Linux command line examples from practice with 20 commonly used commands

You don’t want to see a complete list here, but there may be a start for some of the common Linux commands, useful for sysops and admins.

1. Translate ASCII character set to octal, decimal, and hexadecimal

$ man ascii
Illustration: man ascii

2. Output calendar to console

$ cal

Calendar view 6 months with week number

$ cal -n 6 -w

3. Edit binary hexadecimal in VIM

$ vi file
 :%!xxd
 ..
 :%!xxd -r
 :wq

4. Compare two files

$ diff -w file1.txt file2.txt
2c2.3
< Jacqueline --> C. Meier
> Jacqueline Mayer

5. Find content in files recursively using find

$ find . -type f -print0 | xargs -0 grep "mojito"

6. Send a file as e-mail

$ mail -s subject jacque@unblog.ch < notes.txt

7. Download multiple URLs from list

$ cat download-urls.txt | xargs wget -c

8. Remove duplicate lines with awk

$ awk '!($0 in array) { array[$0]; print }' temp

Line output of /etc/passwd with the same uid and gid

$ awk -F ':' '$3==$4' /etc/passwd

9. Conversion from Windows/DOS (CR/LF) to Unix (LF) format

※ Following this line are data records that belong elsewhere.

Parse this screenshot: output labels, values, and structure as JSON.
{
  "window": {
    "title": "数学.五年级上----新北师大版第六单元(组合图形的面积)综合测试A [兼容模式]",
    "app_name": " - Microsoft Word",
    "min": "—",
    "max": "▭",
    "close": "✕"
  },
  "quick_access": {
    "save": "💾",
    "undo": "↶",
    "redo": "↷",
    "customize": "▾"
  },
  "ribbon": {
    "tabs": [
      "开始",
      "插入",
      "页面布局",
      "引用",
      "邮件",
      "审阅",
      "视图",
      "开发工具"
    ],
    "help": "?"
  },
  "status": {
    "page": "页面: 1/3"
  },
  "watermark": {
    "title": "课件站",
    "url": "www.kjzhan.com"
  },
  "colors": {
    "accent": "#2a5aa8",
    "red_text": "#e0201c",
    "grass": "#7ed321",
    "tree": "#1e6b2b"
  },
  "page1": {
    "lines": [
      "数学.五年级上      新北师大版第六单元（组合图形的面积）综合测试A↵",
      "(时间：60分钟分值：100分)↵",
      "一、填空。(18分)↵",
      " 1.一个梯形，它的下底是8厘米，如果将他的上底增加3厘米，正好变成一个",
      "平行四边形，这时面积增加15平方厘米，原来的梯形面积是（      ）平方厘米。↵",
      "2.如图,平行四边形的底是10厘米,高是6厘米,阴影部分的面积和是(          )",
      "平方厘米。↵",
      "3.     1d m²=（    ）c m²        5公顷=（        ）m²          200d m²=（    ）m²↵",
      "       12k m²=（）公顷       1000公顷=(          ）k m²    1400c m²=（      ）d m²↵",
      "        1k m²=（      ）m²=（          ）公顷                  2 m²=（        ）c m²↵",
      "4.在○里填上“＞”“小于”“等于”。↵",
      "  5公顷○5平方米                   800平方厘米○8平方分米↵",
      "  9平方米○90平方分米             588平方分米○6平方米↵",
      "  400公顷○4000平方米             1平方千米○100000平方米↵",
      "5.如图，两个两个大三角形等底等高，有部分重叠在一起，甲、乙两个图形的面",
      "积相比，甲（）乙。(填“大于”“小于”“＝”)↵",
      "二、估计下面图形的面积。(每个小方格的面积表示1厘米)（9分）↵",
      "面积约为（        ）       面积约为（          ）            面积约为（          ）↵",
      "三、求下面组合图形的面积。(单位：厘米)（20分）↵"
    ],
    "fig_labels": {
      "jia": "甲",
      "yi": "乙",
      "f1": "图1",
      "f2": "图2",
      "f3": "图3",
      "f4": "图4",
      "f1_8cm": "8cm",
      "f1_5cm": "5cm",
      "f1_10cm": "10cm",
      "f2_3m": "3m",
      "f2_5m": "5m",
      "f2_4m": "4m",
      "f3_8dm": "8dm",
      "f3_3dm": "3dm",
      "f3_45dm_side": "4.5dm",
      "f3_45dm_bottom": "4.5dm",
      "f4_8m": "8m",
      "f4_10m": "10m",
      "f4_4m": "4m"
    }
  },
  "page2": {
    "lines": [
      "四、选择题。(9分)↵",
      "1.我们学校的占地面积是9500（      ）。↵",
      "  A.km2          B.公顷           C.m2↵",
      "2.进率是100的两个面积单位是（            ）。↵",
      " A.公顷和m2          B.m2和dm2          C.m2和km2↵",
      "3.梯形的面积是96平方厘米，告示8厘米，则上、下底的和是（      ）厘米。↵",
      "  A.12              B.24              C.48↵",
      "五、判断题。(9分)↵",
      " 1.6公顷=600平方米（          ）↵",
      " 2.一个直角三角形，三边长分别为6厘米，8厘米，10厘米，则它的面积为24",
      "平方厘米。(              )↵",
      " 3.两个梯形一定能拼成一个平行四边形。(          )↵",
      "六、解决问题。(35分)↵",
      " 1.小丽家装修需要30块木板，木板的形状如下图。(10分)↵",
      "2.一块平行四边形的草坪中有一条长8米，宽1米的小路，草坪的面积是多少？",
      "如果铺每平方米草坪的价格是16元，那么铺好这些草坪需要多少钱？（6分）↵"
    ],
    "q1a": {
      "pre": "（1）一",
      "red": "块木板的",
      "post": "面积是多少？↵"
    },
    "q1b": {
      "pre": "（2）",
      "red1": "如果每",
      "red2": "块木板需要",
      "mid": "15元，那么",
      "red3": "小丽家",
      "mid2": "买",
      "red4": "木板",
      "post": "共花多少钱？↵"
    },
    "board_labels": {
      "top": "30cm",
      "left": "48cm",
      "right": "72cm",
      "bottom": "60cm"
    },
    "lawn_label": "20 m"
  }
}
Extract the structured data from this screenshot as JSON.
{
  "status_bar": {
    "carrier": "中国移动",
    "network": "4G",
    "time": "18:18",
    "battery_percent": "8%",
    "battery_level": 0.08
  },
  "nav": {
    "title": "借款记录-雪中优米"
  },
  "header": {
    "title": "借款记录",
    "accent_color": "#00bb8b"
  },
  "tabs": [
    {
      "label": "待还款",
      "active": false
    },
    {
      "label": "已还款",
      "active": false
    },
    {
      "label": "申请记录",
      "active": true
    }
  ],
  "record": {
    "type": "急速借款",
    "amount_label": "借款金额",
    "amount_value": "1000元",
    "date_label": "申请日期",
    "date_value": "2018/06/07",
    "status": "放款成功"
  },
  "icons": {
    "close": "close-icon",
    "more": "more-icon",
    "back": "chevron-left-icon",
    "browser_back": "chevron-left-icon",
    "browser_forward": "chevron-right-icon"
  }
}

$ sed 's/.$//' filename
# Text Search and Replace
$ sed -e s/dog/cat/g file.txt > file.new
# Deletes all blank lines
$ sed '/^$/d' filename
# Deletes spaces at the end of each line
$ sed 's/ *$//' filename

10. Recursive String Search in Files

$ grep -r "ramsch" *

11. How many CPMs does my computer have?

$ grep processor /proc/cpuinfo | wc -l

12. View Free Memory

$ cat /proc/meminfo | grep MemFree
$ free -m

13. View active processes

$ ps -ef
$ ps aux
$ vmstat 5 10

14. Create directory tree (tree)

$ ls -R | grep ":$" | sed -e 's/:$//' -e 's/[^-][^\/]*\//--/g' -e 's/^/   /' -e 's/-/|/'

15. Output Asterisk PBX Applications

$ asterisk -rx "show applications" | awk '{print $1}' | sed -n -e "s/:"//p

16. Number of MTA emails identified by SPAM

$ cat /var/log/maillog | egrep -c '(Alert\!)|(identified spam)|(reject\:)'

17. How long does the computer run

$ uptime

18. Set time and date

$ date -s "Dec 12 18:30:00 2014"

19. Who am I and the effective user ID, UID and GID output

$ whoami
$ id

20. Output list of most recently logged in users

$ last -a